● **TO DO**
Return each entry exactly, with none missing.

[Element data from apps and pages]
+===+

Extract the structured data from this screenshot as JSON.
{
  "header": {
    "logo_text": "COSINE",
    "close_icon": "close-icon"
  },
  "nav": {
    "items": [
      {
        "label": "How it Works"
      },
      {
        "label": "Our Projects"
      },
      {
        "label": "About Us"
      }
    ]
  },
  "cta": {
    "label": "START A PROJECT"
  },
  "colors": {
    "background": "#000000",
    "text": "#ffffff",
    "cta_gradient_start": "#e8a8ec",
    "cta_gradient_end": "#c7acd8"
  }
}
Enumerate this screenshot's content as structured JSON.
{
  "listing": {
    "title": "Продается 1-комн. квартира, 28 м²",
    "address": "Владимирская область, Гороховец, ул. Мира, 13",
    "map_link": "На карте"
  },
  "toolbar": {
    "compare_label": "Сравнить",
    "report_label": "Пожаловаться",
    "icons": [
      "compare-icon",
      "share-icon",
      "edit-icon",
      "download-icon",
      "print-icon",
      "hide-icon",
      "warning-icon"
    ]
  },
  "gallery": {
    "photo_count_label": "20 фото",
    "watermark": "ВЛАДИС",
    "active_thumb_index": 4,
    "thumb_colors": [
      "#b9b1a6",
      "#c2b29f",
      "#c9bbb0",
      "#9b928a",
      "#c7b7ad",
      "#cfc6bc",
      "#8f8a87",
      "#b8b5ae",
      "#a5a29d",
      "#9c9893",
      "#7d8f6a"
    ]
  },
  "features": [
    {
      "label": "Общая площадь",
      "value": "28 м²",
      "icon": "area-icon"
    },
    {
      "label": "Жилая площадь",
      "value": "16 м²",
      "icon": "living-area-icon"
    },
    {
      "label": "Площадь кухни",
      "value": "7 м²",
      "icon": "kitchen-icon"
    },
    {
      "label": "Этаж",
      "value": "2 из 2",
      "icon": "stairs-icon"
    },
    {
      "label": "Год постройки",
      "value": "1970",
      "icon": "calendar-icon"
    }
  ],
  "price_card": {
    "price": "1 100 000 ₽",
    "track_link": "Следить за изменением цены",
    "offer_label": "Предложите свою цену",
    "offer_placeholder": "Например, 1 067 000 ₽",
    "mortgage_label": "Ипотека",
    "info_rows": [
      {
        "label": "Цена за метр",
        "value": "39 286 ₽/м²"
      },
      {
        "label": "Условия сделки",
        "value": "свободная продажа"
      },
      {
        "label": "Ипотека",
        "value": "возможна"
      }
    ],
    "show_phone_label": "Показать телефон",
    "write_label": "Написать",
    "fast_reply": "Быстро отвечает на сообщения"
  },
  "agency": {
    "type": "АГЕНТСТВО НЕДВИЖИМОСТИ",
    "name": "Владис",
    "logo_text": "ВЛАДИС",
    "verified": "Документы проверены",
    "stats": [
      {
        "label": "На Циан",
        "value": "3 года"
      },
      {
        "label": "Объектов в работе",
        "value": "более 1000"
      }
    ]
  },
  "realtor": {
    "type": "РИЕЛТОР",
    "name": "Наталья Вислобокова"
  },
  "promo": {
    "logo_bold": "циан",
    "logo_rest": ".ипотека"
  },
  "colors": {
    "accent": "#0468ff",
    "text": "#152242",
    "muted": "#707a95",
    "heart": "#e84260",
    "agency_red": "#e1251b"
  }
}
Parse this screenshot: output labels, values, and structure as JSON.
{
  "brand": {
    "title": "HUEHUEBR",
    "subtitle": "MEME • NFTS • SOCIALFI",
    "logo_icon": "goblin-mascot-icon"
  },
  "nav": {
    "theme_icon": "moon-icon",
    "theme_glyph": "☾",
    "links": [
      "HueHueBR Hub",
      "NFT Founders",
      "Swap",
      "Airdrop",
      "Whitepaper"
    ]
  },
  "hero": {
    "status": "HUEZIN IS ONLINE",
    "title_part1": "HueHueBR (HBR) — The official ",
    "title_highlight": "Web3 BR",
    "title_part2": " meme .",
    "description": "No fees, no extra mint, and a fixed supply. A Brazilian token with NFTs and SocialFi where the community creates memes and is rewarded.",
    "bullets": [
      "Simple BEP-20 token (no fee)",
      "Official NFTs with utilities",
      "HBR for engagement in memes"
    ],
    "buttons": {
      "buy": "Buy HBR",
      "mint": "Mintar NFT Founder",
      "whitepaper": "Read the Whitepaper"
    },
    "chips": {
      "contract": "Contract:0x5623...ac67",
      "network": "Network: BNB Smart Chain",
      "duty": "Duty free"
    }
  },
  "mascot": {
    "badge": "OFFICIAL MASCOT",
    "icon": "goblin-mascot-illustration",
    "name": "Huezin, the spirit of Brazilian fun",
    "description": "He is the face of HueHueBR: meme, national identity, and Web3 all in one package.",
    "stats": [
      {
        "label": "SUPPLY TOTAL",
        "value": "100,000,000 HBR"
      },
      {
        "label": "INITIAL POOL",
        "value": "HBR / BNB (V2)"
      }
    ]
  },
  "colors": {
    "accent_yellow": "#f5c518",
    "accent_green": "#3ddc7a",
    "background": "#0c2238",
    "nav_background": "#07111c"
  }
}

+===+

● **WRITTEN REPLY**
Extract the structured data from this screenshot as JSON.
{
  "header": {
    "logo_text": "COSINE",
    "close_icon": "close-icon"
  },
  "nav": {
    "items": [
      {
        "label": "How it Works"
      },
      {
        "label": "Our Projects"
      },
      {
        "label": "About Us"
      }
    ]
  },
  "cta": {
    "label": "START A PROJECT"
  },
  "colors": {
    "background": "#000000",
    "text": "#ffffff",
    "cta_gradient_start": "#e8a8ec",
    "cta_gradient_end": "#c7acd8"
  }
}
Enumerate this screenshot's content as structured JSON.
{
  "listing": {
    "title": "Продается 1-комн. квартира, 28 м²",
    "address": "Владимирская область, Гороховец, ул. Мира, 13",
    "map_link": "На карте"
  },
  "toolbar": {
    "compare_label": "Сравнить",
    "report_label": "Пожаловаться",
    "icons": [
      "compare-icon",
      "share-icon",
      "edit-icon",
      "download-icon",
      "print-icon",
      "hide-icon",
      "warning-icon"
    ]
  },
  "gallery": {
    "photo_count_label": "20 фото",
    "watermark": "ВЛАДИС",
    "active_thumb_index": 4,
    "thumb_colors": [
      "#b9b1a6",
      "#c2b29f",
      "#c9bbb0",
      "#9b928a",
      "#c7b7ad",
      "#cfc6bc",
      "#8f8a87",
      "#b8b5ae",
      "#a5a29d",
      "#9c9893",
      "#7d8f6a"
    ]
  },
  "features": [
    {
      "label": "Общая площадь",
      "value": "28 м²",
      "icon": "area-icon"
    },
    {
      "label": "Жилая площадь",
      "value": "16 м²",
      "icon": "living-area-icon"
    },
    {
      "label": "Площадь кухни",
      "value": "7 м²",
      "icon": "kitchen-icon"
    },
    {
      "label": "Этаж",
      "value": "2 из 2",
      "icon": "stairs-icon"
    },
    {
      "label": "Год постройки",
      "value": "1970",
      "icon": "calendar-icon"
    }
  ],
  "price_card": {
    "price": "1 100 000 ₽",
    "track_link": "Следить за изменением цены",
    "offer_label": "Предложите свою цену",
    "offer_placeholder": "Например, 1 067 000 ₽",
    "mortgage_label": "Ипотека",
    "info_rows": [
      {
        "label": "Цена за метр",
        "value": "39 286 ₽/м²"
      },
      {
        "label": "Условия сделки",
        "value": "свободная продажа"
      },
      {
        "label": "Ипотека",
        "value": "возможна"
      }
    ],
    "show_phone_label": "Показать телефон",
    "write_label": "Написать",
    "fast_reply": "Быстро отвечает на сообщения"
  },
  "agency": {
    "type": "АГЕНТСТВО НЕДВИЖИМОСТИ",
    "name": "Владис",
    "logo_text": "ВЛАДИС",
    "verified": "Документы проверены",
    "stats": [
      {
        "label": "На Циан",
        "value": "3 года"
      },
      {
        "label": "Объектов в работе",
        "value": "более 1000"
      }
    ]
  },
  "realtor": {
    "type": "РИЕЛТОР",
    "name": "Наталья Вислобокова"
  },
  "promo": {
    "logo_bold": "циан",
    "logo_rest": ".ипотека"
  },
  "colors": {
    "accent": "#0468ff",
    "text": "#152242",
    "muted": "#707a95",
    "heart": "#e84260",
    "agency_red": "#e1251b"
  }
}
Parse this screenshot: output labels, values, and structure as JSON.
{
  "brand": {
    "title": "HUEHUEBR",
    "subtitle": "MEME • NFTS • SOCIALFI",
    "logo_icon": "goblin-mascot-icon"
  },
  "nav": {
    "theme_icon": "moon-icon",
    "theme_glyph": "☾",
    "links": [
      "HueHueBR Hub",
      "NFT Founders",
      "Swap",
      "Airdrop",
      "Whitepaper"
    ]
  },
  "hero": {
    "status": "HUEZIN IS ONLINE",
    "title_part1": "HueHueBR (HBR) — The official ",
    "title_highlight": "Web3 BR",
    "title_part2": " meme .",
    "description": "No fees, no extra mint, and a fixed supply. A Brazilian token with NFTs and SocialFi where the community creates memes and is rewarded.",
    "bullets": [
      "Simple BEP-20 token (no fee)",
      "Official NFTs with utilities",
      "HBR for engagement in memes"
    ],
    "buttons": {
      "buy": "Buy HBR",
      "mint": "Mintar NFT Founder",
      "whitepaper": "Read the Whitepaper"
    },
    "chips": {
      "contract": "Contract:0x5623...ac67",
      "network": "Network: BNB Smart Chain",
      "duty": "Duty free"
    }
  },
  "mascot": {
    "badge": "OFFICIAL MASCOT",
    "icon": "goblin-mascot-illustration",
    "name": "Huezin, the spirit of Brazilian fun",
    "description": "He is the face of HueHueBR: meme, national identity, and Web3 all in one package.",
    "stats": [
      {
        "label": "SUPPLY TOTAL",
        "value": "100,000,000 HBR"
      },
      {
        "label": "INITIAL POOL",
        "value": "HBR / BNB (V2)"
      }
    ]
  },
  "colors": {
    "accent_yellow": "#f5c518",
    "accent_green": "#3ddc7a",
    "background": "#0c2238",
    "nav_background": "#07111c"
  }
}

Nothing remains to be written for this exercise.